Stack Overflow is a question and answer site for professional and enthusiast programmers. It's 100% free, no registration required.

I am really new to git and I tried today to do my second ever commit of some new code to my repo. The thing is, I'm not sure if the git actually occurred.

Github says the last commit was 2 days ago.
When I type git add . nothing shows up.
When I go to github, the Rails3 file says loading commit data. I have been waiting for about 30 minutes but this is still there (and my commit wasn't all that big).

Is this typical behavior for git or could I have done something wrong? Also, how can I check to make sure in the future that the commits are happening when I try to do them?

share|improve this question

3 Answers 3

up vote 5 down vote accepted

First, although you're using Github, make sure you understand that you're interacting with your local repository first. (Github isn't involved until you push.)

The most important command to find out the status of your repository is git status. This shows files that are:

  • known to git and scheduled for commit (i.e. git add has been run)
  • known to git and modified
  • unknown to Git

Once you make a commit, the files will disappear from the git status display. At that point, you can use git log to show the log of commits made in your repository (most recent first).

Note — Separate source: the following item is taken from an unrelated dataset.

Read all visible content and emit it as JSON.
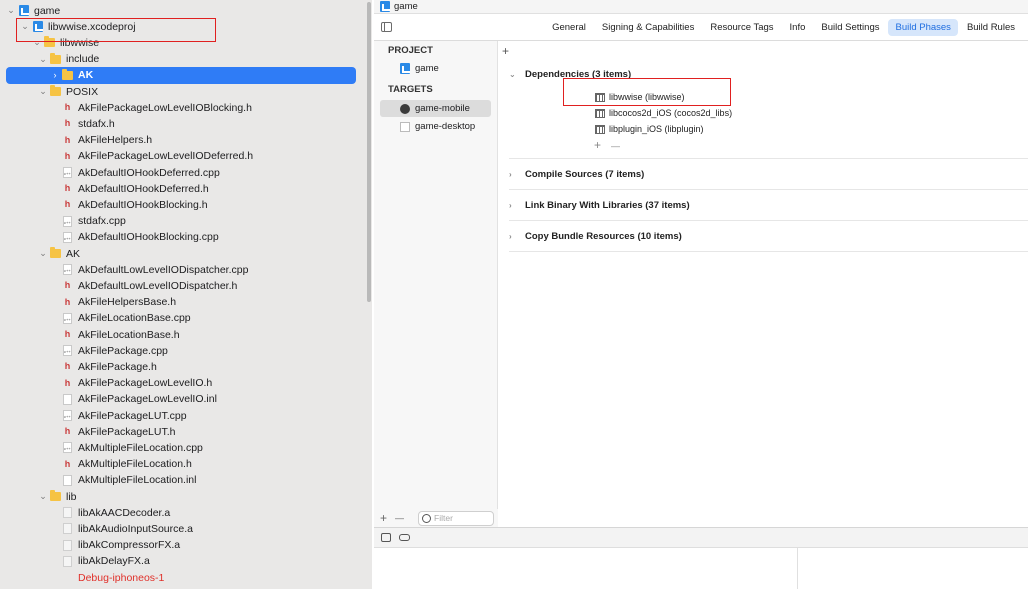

share|improve this answer
    
Greg, this entire answer was incredibly helpful to me. Thank you! Glad to see you and your family are safe from the recent quake. –  sscirrus Oct 15 '10 at 0:49

If you are modifying files that are already tracked (ie. git status doesn't show any untracked files), I do this:

git commit -am "message"

git push

If you have new files or deleting files or directories then do this:

git add . -A

git commit -m "message"

git push

you can check to see if your commit worked with:

git log --stat

you can check to see if your commit got pushed to the remote server with:

git status

You should NOT see "Your branch is ahead of 'xxxxxx' by 1 commit" where xxxx will be something like origin/master.

Hope this helps.

share|improve this answer
    
Very useful, thank you adymitruk. +1 –  sscirrus Oct 15 '10 at 0:49

Typical work flow would be:

git add *
git commit -am "message"
git push
share|improve this answer
    
git add . -A is better, you don't need the 'a' switch for the commit. –  Adam Dymitruk Oct 15 '10 at 0:02
    
Wow. With your way you're actually typing an additional character. So why exactly is that "better" ? And a downvote... really? –  colithium Oct 15 '10 at 0:54
    
It adds changes such as deletions as well. Sorry for the down vote. I'll vote it up. Not sure how "negative" the down votes are on SO. –  Adam Dymitruk Oct 15 '10 at 20:40
    
I can't up vote :( It won't let me unless the answer is edited. –  Adam Dymitruk Oct 15 '10 at 20:40

Your Answer

 
discard

By posting your answer, you agree to the privacy policy and terms of service.

Not the answer you're looking for? Browse other questions tagged or ask your own question.